We wanted the ability to control when cattle are processed. They must be harvested when ready. Our co-op hybrid model allows the owners of the cattle to process them at the facility they own and share in the profits.


How many head of cattle will Sustainable Beef process per day? 

We will process 1,500 head of cattle per day.

Will the plant process meat other than beef? 


Why North Platte? 

North Platte is perfectly positioned in cattle country. There are high-quality cow herds in the Sandhills and numerous feedlots close to North Platte. We’ll be on Interstate 80 in the center of the lower 48, which is also a huge benefit.


Describe the business relationship that you and other cattle producers currently have with the “big four” beef processors. How will Sustainable Beef improve on that experience?

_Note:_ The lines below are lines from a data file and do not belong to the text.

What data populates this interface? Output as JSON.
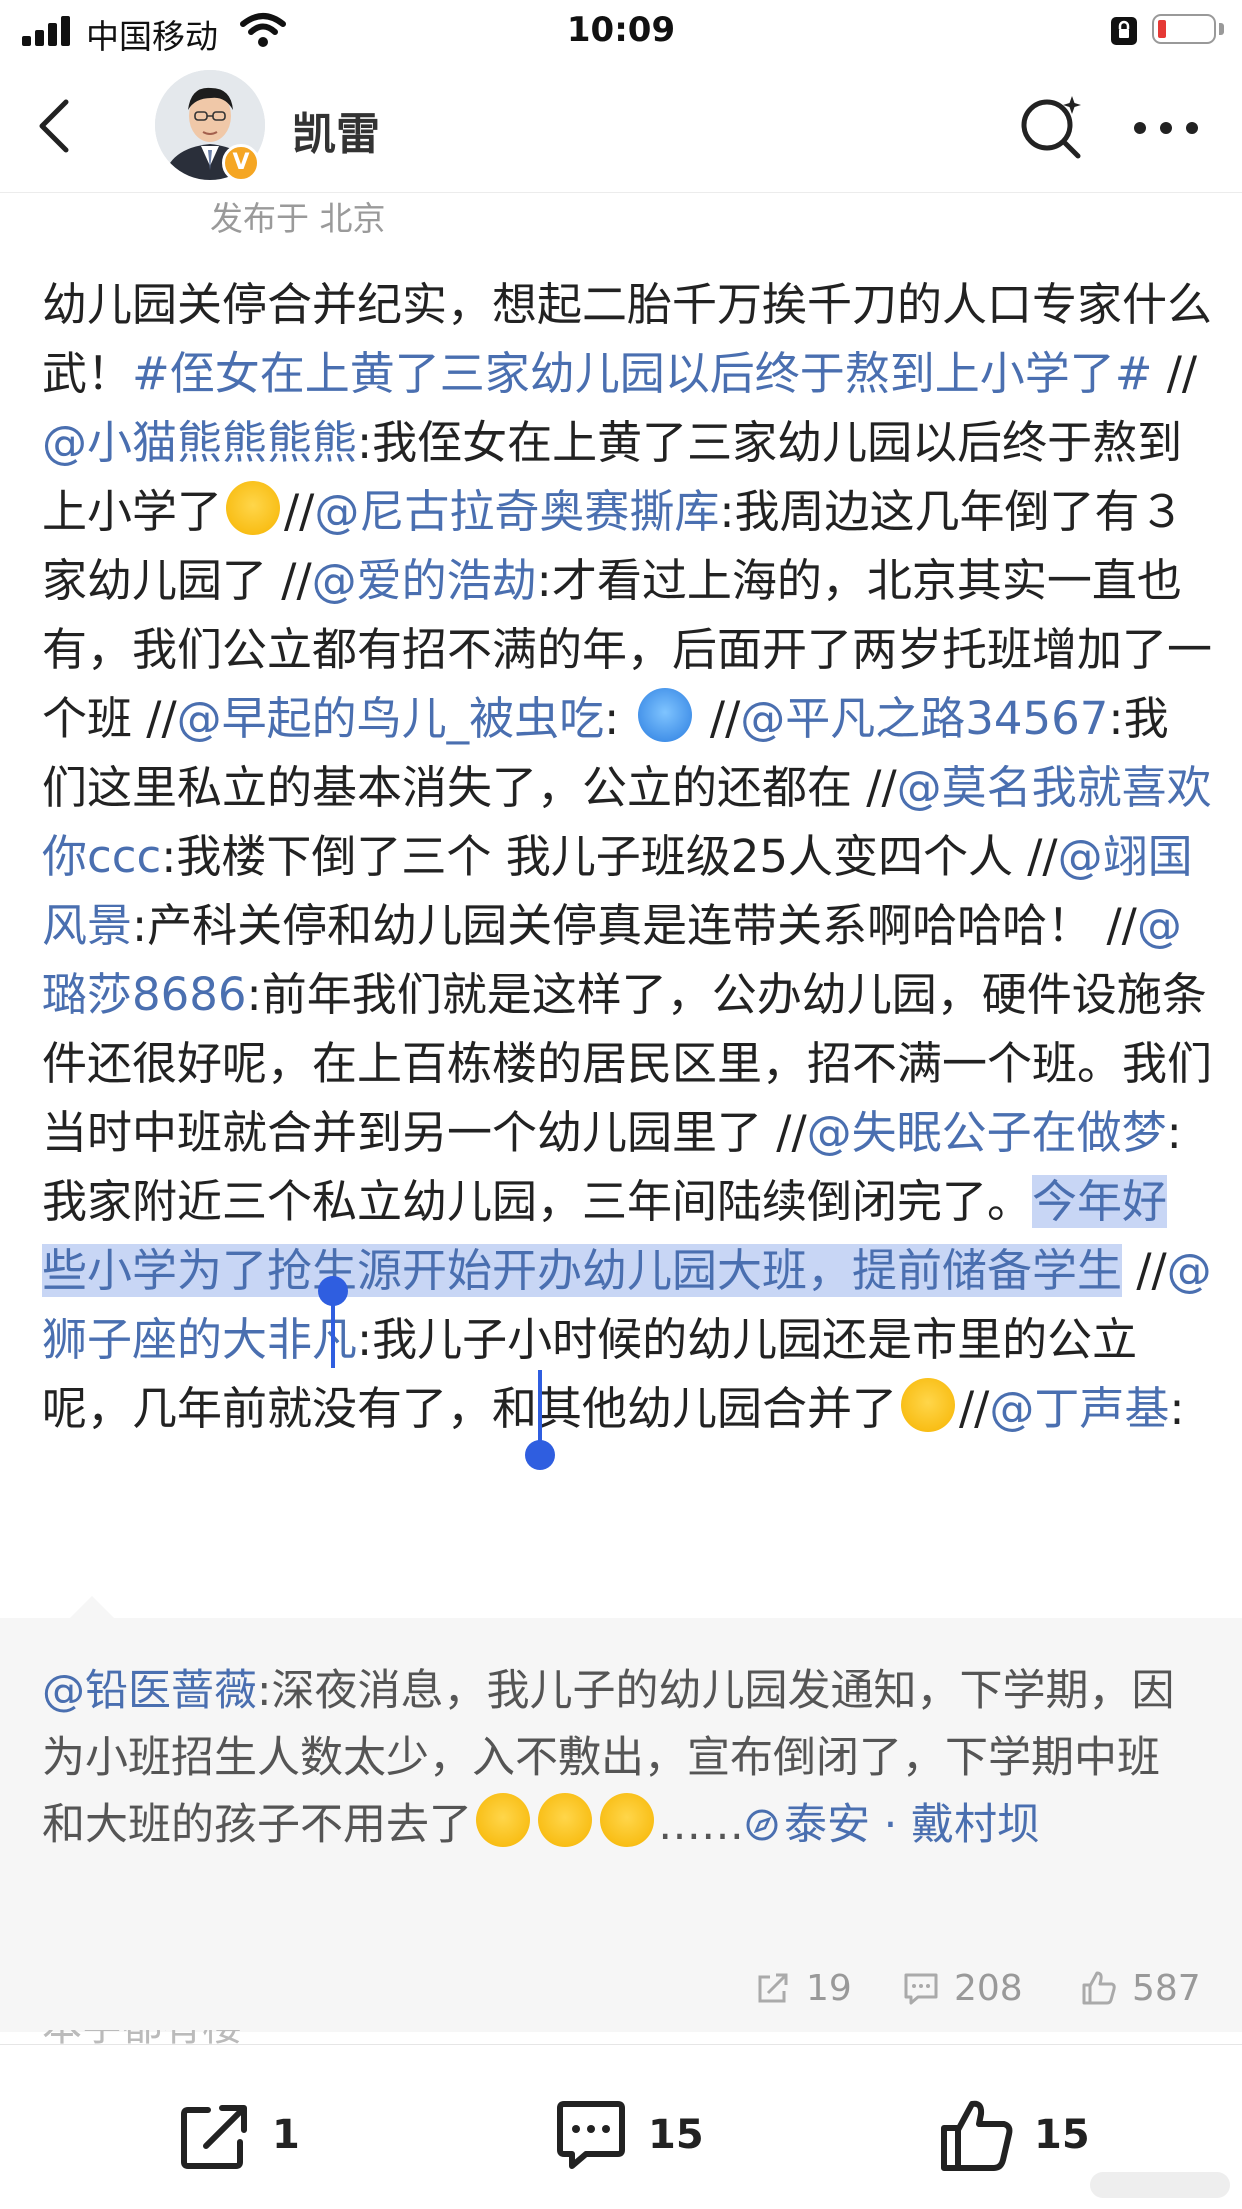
{
  "status_bar": {
    "carrier": "中国移动",
    "time": "10:09"
  },
  "header": {
    "user_name": "凯雷",
    "location": "发布于 北京"
  },
  "post": {
    "p1": "幼儿园关停合并纪实，想起二胎千万挨千刀的人口专家什么武！",
    "tag": "#侄女在上黄了三家幼儿园以后终于熬到上小学了#",
    "sep1": " //",
    "m1": "@小猫熊熊熊熊",
    "t1": ":我侄女在上黄了三家幼儿园以后终于熬到上小学了",
    "sep2": "//",
    "m2": "@尼古拉奇奥赛撕库",
    "t2": ":我周边这几年倒了有３家幼儿园了 //",
    "m3": "@爱的浩劫",
    "t3": ":才看过上海的，北京其实一直也有，我们公立都有招不满的年，后面开了两岁托班增加了一个班 //",
    "m4": "@早起的鸟儿_被虫吃",
    "t4": ": ",
    "sep4": " //",
    "m5": "@平凡之路34567",
    "t5": ":我们这里私立的基本消失了，公立的还都在 //",
    "m6": "@莫名我就喜欢你ccc",
    "t6": ":我楼下倒了三个  我儿子班级25人变四个人 //",
    "m7": "@翊国风景",
    "t7": ":产科关停和幼儿园关停真是连带关系啊哈哈哈！ //",
    "m8": "@璐莎8686",
    "t8": ":前年我们就是这样了，公办幼儿园，硬件设施条件还很好呢，在上百栋楼的居民区里，招不满一个班。我们当时中班就合并到另一个幼儿园里了 //",
    "m9": "@失眠公子在做梦",
    "t9": ":我家附近三个私立幼儿园，三年间陆续倒闭完了。",
    "selected": "今年好些小学为了抢生源开始开办幼儿园大班，提前储备学生",
    "sep10": " //",
    "m10": "@狮子座的大非凡",
    "t10": ":我儿子小时候的幼儿园还是市里的公立呢，几年前就没有了，和其他幼儿园合并了",
    "sep11": "//",
    "m11": "@丁声基",
    "t11": ":"
  },
  "repost": {
    "mention": "@铅医蔷薇",
    "text": ":深夜消息，我儿子的幼儿园发通知，下学期，因为小班招生人数太少，入不敷出，宣布倒闭了，下学期中班和大班的孩子不用去了",
    "ellipsis": "……",
    "location": "泰安 · 戴村坝",
    "reposts": "19",
    "comments": "208",
    "likes": "587"
  },
  "truncated_text": "本字都有楼",
  "bottom_bar": {
    "reposts": "1",
    "comments": "15",
    "likes": "15"
  },
  "colors": {
    "link": "#4a6fb0",
    "selection": "#c8d6f5",
    "handle": "#2f5ee0"
  },
  "icons": [
    "signal-icon",
    "wifi-icon",
    "lock-icon",
    "battery-icon",
    "back-icon",
    "verified-icon",
    "search-icon",
    "more-icon",
    "laugh-cry-emoji",
    "doraemon-emoji",
    "location-icon",
    "repost-icon",
    "comment-icon",
    "like-icon"
  ]
}
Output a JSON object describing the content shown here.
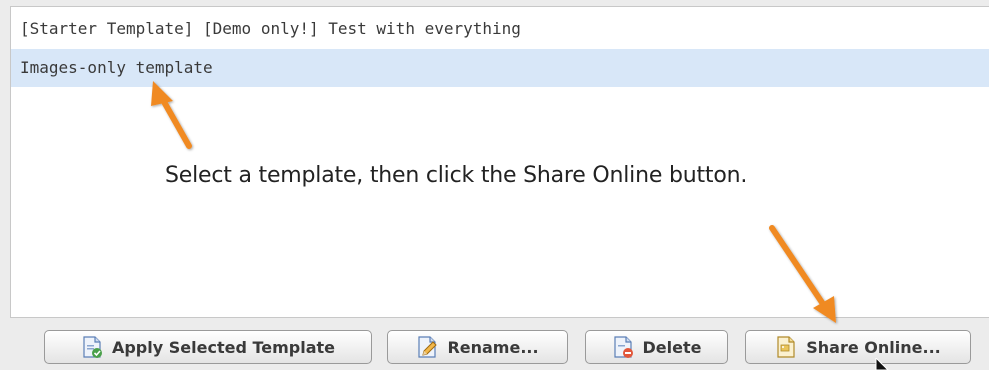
{
  "templates": [
    {
      "label": "[Starter Template] [Demo only!] Test with everything",
      "selected": false
    },
    {
      "label": "Images-only template",
      "selected": true
    }
  ],
  "annotation": {
    "caption": "Select a template, then click the Share Online button.",
    "arrow_color": "#f08a24"
  },
  "buttons": {
    "apply": {
      "label": "Apply Selected Template",
      "icon": "apply-template-icon"
    },
    "rename": {
      "label": "Rename...",
      "icon": "rename-pencil-icon"
    },
    "delete": {
      "label": "Delete",
      "icon": "delete-document-icon"
    },
    "share": {
      "label": "Share Online...",
      "icon": "share-online-icon"
    }
  },
  "colors": {
    "selection": "#d8e7f8",
    "panel_bg": "#ffffff",
    "window_bg": "#ececec"
  }
}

All of our feedlots currently sell to the big four and will continue to sell to them in the future. Sustainable Beef will most likely handle 25 to 50 percent of a feedlot’s cattle per year. Our entry into the market provides good risk management for all parties involved.


What benefits does the Sustainable Beef model offer to the end consumer? 

The main benefit is consistently high-quality beef that they can purchase at their local Walmart.


How will the plant itself be environmentally sustainable? 

We will have the most current technology in the plant and will work intimately with our cattle supply to confirm we are consistently raising our animals and crops in a sustainable manner.

We’ll be watching as plant construction begins and Sustainable Beef gets up and running. This company’s story is proof that the Heartland of America is still the frontier of big ideas, just as it always has been.